Each line below is to be copied exactly as it appears.

## Available data:
■ ■ ■
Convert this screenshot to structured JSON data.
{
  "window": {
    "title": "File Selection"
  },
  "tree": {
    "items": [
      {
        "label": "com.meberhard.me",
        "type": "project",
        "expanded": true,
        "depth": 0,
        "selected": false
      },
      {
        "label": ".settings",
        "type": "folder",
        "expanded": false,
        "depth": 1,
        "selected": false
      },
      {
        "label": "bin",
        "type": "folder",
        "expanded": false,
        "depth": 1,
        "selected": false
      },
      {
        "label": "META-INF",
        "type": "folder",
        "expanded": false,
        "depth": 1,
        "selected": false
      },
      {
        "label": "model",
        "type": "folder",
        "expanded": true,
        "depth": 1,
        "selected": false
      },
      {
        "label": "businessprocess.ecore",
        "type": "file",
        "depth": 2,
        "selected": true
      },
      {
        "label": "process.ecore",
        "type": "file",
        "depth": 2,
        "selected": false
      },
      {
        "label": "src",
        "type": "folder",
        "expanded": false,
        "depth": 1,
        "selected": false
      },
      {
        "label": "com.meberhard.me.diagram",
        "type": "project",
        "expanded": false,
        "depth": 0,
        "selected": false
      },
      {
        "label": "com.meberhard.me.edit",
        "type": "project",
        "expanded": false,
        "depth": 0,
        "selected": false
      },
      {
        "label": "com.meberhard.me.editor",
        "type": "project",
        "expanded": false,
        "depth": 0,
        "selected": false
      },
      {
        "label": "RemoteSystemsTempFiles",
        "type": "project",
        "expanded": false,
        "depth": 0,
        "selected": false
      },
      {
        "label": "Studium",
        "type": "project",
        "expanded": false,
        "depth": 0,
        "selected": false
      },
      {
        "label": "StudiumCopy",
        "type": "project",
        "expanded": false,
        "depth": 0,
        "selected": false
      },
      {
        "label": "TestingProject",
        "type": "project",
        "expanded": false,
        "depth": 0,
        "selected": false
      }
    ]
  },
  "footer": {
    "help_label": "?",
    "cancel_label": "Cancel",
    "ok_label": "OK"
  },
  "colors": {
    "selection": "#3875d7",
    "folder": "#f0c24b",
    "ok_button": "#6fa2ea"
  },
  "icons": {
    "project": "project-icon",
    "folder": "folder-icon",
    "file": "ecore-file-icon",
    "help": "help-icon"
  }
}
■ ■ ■
## Answer to this task:
Convert this screenshot to structured JSON data.
{
  "window": {
    "title": "File Selection"
  },
  "tree": {
    "items": [
      {
        "label": "com.meberhard.me",
        "type": "project",
        "expanded": true,
        "depth": 0,
        "selected": false
      },
      {
        "label": ".settings",
        "type": "folder",
        "expanded": false,
        "depth": 1,
        "selected": false
      },
      {
        "label": "bin",
        "type": "folder",
        "expanded": false,
        "depth": 1,
        "selected": false
      },
      {
        "label": "META-INF",
        "type": "folder",
        "expanded": false,
        "depth": 1,
        "selected": false
      },
      {
        "label": "model",
        "type": "folder",
        "expanded": true,
        "depth": 1,
        "selected": false
      },
      {
        "label": "businessprocess.ecore",
        "type": "file",
        "depth": 2,
        "selected": true
      },
      {
        "label": "process.ecore",
        "type": "file",
        "depth": 2,
        "selected": false
      },
      {
        "label": "src",
        "type": "folder",
        "expanded": false,
        "depth": 1,
        "selected": false
      },
      {
        "label": "com.meberhard.me.diagram",
        "type": "project",
        "expanded": false,
        "depth": 0,
        "selected": false
      },
      {
        "label": "com.meberhard.me.edit",
        "type": "project",
        "expanded": false,
        "depth": 0,
        "selected": false
      },
      {
        "label": "com.meberhard.me.editor",
        "type": "project",
        "expanded": false,
        "depth": 0,
        "selected": false
      },
      {
        "label": "RemoteSystemsTempFiles",
        "type": "project",
        "expanded": false,
        "depth": 0,
        "selected": false
      },
      {
        "label": "Studium",
        "type": "project",
        "expanded": false,
        "depth": 0,
        "selected": false
      },
      {
        "label": "StudiumCopy",
        "type": "project",
        "expanded": false,
        "depth": 0,
        "selected": false
      },
      {
        "label": "TestingProject",
        "type": "project",
        "expanded": false,
        "depth": 0,
        "selected": false
      }
    ]
  },
  "footer": {
    "help_label": "?",
    "cancel_label": "Cancel",
    "ok_label": "OK"
  },
  "colors": {
    "selection": "#3875d7",
    "folder": "#f0c24b",
    "ok_button": "#6fa2ea"
  },
  "icons": {
    "project": "project-icon",
    "folder": "folder-icon",
    "file": "ecore-file-icon",
    "help": "help-icon"
  }
}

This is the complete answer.